You Don't Look Like Your Selfie

The closer your phone is to your face, the more it distorts your nose.

A group of women with colored powder on their faces take a selfie with a smartphone.
Students at Rabindra Bharati University, in India, take a selfie during Holi celebrations. (Rupak De Chowdhuri / Reuters)

Your face is not flat. This might seem self-evident, but as people have begun to live richer, more selfie-filled lives online, a peculiar lacuna has formed around this point. In a recent survey of American plastic surgeons, more than 40 percent reported that patients came in asking for surgery to correct features they felt looked bad in photos posted on social media. Boris Paskhover, a surgeon and assistant professor at Rutgers New Jersey Medical School, says that sometimes when he asks potential patients what they’re interested in changing, they pull out their phones instead of looking in a mirror. Often, what they point out is that their noses are too wide. They’ll provide a selfie to prove it.

But selfies do not represent exactly what other people see when they look at you, especially when it comes to the nose. In a new paper in JAMA Facial Plastic Surgery, Paskhover and colleagues lay out exactly how what is on the screen distorts reality.

The key lies in the fact that your nose is closer to the camera lens than any other part of your face, says Paskhover. In much the same way that an object in the foreground of a photo appears bigger than something in the background, there is a widening effect. This matters more the closer the lens is to the face. To show how this works, the researchers took data from national databases of measurements of facial width, nose width, and other numbers about the geometry of faces and calculated how these numbers would change when a face was viewed at different distances.

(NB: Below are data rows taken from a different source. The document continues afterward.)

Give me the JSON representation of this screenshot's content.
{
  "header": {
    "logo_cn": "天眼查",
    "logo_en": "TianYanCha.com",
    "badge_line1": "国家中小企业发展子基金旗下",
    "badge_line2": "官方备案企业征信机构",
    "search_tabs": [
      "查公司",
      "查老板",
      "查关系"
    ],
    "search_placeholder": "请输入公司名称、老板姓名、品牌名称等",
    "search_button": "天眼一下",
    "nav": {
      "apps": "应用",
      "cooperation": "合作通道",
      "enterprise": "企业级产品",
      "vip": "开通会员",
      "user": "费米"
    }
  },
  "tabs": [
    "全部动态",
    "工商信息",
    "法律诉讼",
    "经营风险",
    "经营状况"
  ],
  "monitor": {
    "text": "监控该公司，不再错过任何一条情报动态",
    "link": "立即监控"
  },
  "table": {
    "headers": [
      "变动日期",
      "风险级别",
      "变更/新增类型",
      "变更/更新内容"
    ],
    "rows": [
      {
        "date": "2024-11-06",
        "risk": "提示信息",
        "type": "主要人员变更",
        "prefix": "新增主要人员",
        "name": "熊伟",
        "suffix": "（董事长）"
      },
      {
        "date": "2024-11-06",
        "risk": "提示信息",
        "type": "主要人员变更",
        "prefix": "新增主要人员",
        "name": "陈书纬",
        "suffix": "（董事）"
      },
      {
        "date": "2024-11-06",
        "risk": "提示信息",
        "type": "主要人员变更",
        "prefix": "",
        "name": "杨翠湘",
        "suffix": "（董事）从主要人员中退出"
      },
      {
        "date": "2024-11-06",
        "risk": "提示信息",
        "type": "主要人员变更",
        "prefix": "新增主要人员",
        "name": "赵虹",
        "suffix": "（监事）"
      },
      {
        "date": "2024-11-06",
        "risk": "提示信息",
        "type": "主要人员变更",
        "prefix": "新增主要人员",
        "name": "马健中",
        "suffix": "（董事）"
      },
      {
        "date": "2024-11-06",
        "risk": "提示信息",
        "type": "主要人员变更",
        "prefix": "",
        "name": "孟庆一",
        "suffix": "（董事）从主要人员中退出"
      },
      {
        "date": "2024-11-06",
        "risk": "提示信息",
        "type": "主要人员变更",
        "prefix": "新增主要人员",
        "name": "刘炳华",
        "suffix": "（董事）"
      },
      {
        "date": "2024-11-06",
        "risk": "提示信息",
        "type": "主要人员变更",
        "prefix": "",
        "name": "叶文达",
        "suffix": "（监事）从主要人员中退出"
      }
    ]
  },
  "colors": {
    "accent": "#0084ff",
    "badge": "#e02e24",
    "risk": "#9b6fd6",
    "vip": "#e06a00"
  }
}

On average, he and his colleagues found, a nose would measure about 30 percent wider in a photograph taken from 12 inches away than in one from five feet away. It isn’t anything special about cameras in particular, he notes. “If you put your nose up to the mirror, your nose will look bigger,” he says. We just haven’t developed the kind of mental correction we make to an image in a mirror when it comes to photographs we take of ourselves. And so we take it for truth.

In a way, isn’t this confusion a boon for plastic surgery? Not really, Paskhover says. When a misconception is what draws people to seek a procedure, they might be at a higher risk of feeling unsatisfied afterward. And even having a de facto narrower nose will not change the fact that a selfie will show a bigger nose than any farther-away photo, after all. “I want my patients to have a real self-image,” he says. He hopes that this paper will aid in convincing people of the reality of this effect.

Still, considering the tendency for more and more of people’s social lives to be played out through the lenses of cameras, you can imagine a version of the future in which faces that have been sculpted to look best on a screen grow popular—or, as has already begun in China, where software automatically optimizes selfie faces to reach a certain standard of beauty. Possibly fodder for science fiction, but the fact remains that we have a startling tendency to take what the camera shows for reality, even if it is not.